[Work request] An exact copy of all the data below is needed.

[Dataset records]

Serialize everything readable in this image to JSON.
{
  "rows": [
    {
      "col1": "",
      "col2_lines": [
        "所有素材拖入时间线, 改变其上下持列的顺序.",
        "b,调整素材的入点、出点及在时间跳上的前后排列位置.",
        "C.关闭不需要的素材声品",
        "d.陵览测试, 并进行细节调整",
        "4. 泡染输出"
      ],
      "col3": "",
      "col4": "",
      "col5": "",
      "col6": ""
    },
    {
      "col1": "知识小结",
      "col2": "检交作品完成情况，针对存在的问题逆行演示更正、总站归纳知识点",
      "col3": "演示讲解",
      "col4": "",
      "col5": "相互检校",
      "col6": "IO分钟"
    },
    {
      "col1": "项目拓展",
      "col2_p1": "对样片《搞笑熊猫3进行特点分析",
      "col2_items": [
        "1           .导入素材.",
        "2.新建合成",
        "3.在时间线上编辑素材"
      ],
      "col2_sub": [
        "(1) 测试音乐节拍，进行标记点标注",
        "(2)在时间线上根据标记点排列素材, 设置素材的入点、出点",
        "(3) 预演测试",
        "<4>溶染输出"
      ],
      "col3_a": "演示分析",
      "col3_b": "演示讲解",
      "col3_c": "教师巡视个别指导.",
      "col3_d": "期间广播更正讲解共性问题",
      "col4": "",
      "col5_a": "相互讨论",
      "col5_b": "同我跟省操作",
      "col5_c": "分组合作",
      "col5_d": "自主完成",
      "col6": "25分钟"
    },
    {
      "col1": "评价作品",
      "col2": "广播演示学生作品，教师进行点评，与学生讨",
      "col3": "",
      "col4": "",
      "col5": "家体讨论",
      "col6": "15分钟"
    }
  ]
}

[Completed task]
Serialize everything readable in this image to JSON.
{
  "rows": [
    {
      "col1": "",
      "col2_lines": [
        "所有素材拖入时间线, 改变其上下持列的顺序.",
        "b,调整素材的入点、出点及在时间跳上的前后排列位置.",
        "C.关闭不需要的素材声品",
        "d.陵览测试, 并进行细节调整",
        "4. 泡染输出"
      ],
      "col3": "",
      "col4": "",
      "col5": "",
      "col6": ""
    },
    {
      "col1": "知识小结",
      "col2": "检交作品完成情况，针对存在的问题逆行演示更正、总站归纳知识点",
      "col3": "演示讲解",
      "col4": "",
      "col5": "相互检校",
      "col6": "IO分钟"
    },
    {
      "col1": "项目拓展",
      "col2_p1": "对样片《搞笑熊猫3进行特点分析",
      "col2_items": [
        "1           .导入素材.",
        "2.新建合成",
        "3.在时间线上编辑素材"
      ],
      "col2_sub": [
        "(1) 测试音乐节拍，进行标记点标注",
        "(2)在时间线上根据标记点排列素材, 设置素材的入点、出点",
        "(3) 预演测试",
        "<4>溶染输出"
      ],
      "col3_a": "演示分析",
      "col3_b": "演示讲解",
      "col3_c": "教师巡视个别指导.",
      "col3_d": "期间广播更正讲解共性问题",
      "col4": "",
      "col5_a": "相互讨论",
      "col5_b": "同我跟省操作",
      "col5_c": "分组合作",
      "col5_d": "自主完成",
      "col6": "25分钟"
    },
    {
      "col1": "评价作品",
      "col2": "广播演示学生作品，教师进行点评，与学生讨",
      "col3": "",
      "col4": "",
      "col5": "家体讨论",
      "col6": "15分钟"
    }
  ]
}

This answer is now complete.